Each day for several recent months, the campus shuttle picked up Lorraine Ancic at Kiwanis Family House (KFH), delivered her to nearby UC Davis Medical Center for her cancer treatments, and then completed the loop. She became very familiar with that circular route that returned her to the comfort and support of her temporary home. Prior to the recent holidays, Lorraine checked out of KFH for her eventual hospice care. When her son called us to report her passing, he reinforced how much Lorraine valued our services during her stay here.
Speaking of circles, one of my favorite annual Kiwanis Family House fundraisers – the March in March – is rapidly approaching. This year’s date is Saturday, March 11. We depend on this event as much as we depend on any revenue source to keep our doors open and continue serving patients like Lorraine and their families.
The pre-march “Hands Around the House” celebration, where we completely encircle Kiwanis Family House with a human chain, is among the most notable activities of the day. It requires more than 250 people to complete an unbroken chain.
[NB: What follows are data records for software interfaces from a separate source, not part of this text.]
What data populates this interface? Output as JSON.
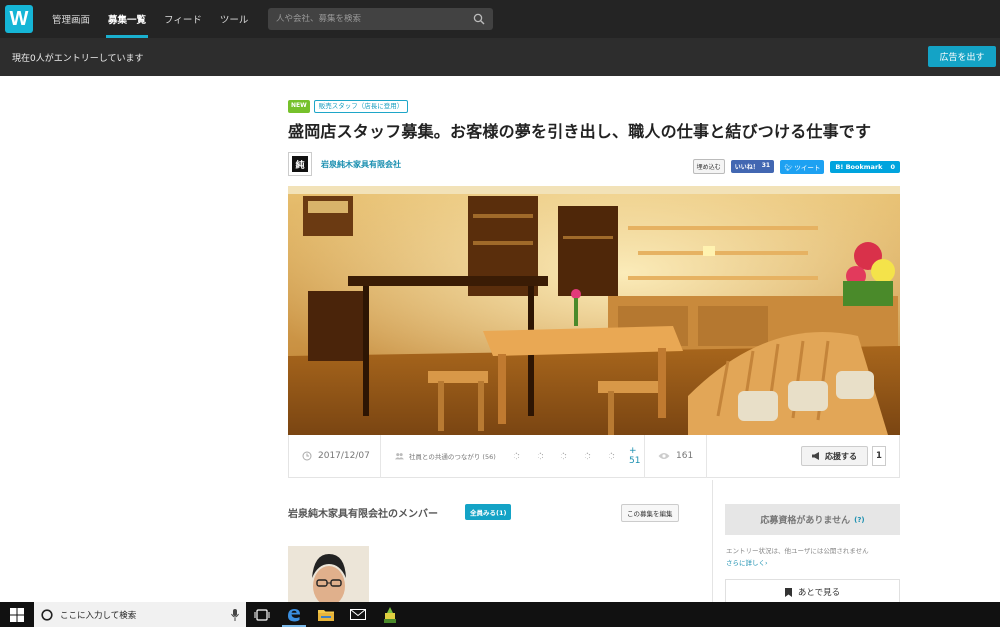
{
  "topnav": {
    "logo": "W",
    "links": [
      {
        "label": "管理画面",
        "active": false
      },
      {
        "label": "募集一覧",
        "active": true
      },
      {
        "label": "フィード",
        "active": false
      },
      {
        "label": "ツール",
        "active": false
      }
    ],
    "search_placeholder": "人や会社、募集を検索"
  },
  "subbar": {
    "entry_status": "現在0人がエントリーしています",
    "ad_button": "広告を出す"
  },
  "job": {
    "tag_new": "NEW",
    "tag_category": "販売スタッフ（店長に登用）",
    "title": "盛岡店スタッフ募集。お客様の夢を引き出し、職人の仕事と結びつける仕事です",
    "company_name": "岩泉純木家具有限会社",
    "company_logo_text": "純"
  },
  "social": {
    "embed": "埋め込む",
    "like_label": "いいね！",
    "like_count": "31",
    "tweet": "ツイート",
    "bookmark_label": "B! Bookmark",
    "bookmark_count": "0"
  },
  "meta": {
    "date": "2017/12/07",
    "connections_label": "社員との共通のつながり (56)",
    "connections_more": "+ 51",
    "views": "161",
    "support_label": "応援する",
    "support_count": "1"
  },
  "members": {
    "title": "岩泉純木家具有限会社のメンバー",
    "view_all": "全員みる(1)",
    "edit": "この募集を編集"
  },
  "apply": {
    "status": "応募資格がありません",
    "help": "(?)",
    "note_line1": "エントリー状況は、他ユーザには公開されません",
    "note_link": "さらに詳しく›",
    "later": "あとで見る"
  },
  "taskbar": {
    "search_text": "ここに入力して検索"
  },
  "colors": {
    "accent": "#14a3c6",
    "nav_bg": "#242424",
    "subbar_bg": "#2d2d2d",
    "new_tag": "#76c12b",
    "facebook": "#4267b2",
    "twitter": "#1da1f2",
    "hatena": "#00a4de"
  }
}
The primary activity of the day, of course, is the march itself, a two-hour time period in which participants walk laps around the building in order to fulfill their commitment to individuals who have pledged their financial support. For these reasons, we could almost call the event Circle Day.
Why do we find circles so fascinating? Throughout human history, many have answered this question in a multitude of ways. Not surprisingly, the various reflections have shared some of these common themes.
Circles have no start or end. Their completeness suggests infinity and harmony. When we venture out, circles always bring us home. They are inclusive, warm, comforting, and give a sense of love. Circles protect – they shield what’s inside and keep things out. They offer safety and connection. Circles suggest community, integrity, and perfection.
In cruising the internet, I learned that musicians employ what they call the “circles of fourths” and the “circles of fifths” to ensure harmony in their compositions. I learned that farmers employ circle irrigation to achieve efficiency in water usage. Corporate executives organize quality circles to identify, analyze, and resolve work-related problems. Students and avid readers enhance their appreciation through literature circles. Then there is baseball, in which the home run allows you to circle the bases and return home safely.
We see concepts here that are so fundamentally Kiwanis. So fundamentally Kiwanis Family House. We value continuous service to others, infinite hard work and compassion, a world in harmony. We value inclusiveness, safety, and security.
Please consider lining up pledges and marching with us on March 11. You can come early for the free (circular) pancake breakfast. If you are unable to join us that day, please consider sponsoring someone (like me) who will be marching. I’d be happy to accept your $10 pledge. You can be assured that your contribution will allow us to fulfill our charitable mission.
Circle K members from Sacramento State University are again serving as organizers and hosts for March in March. Fitting.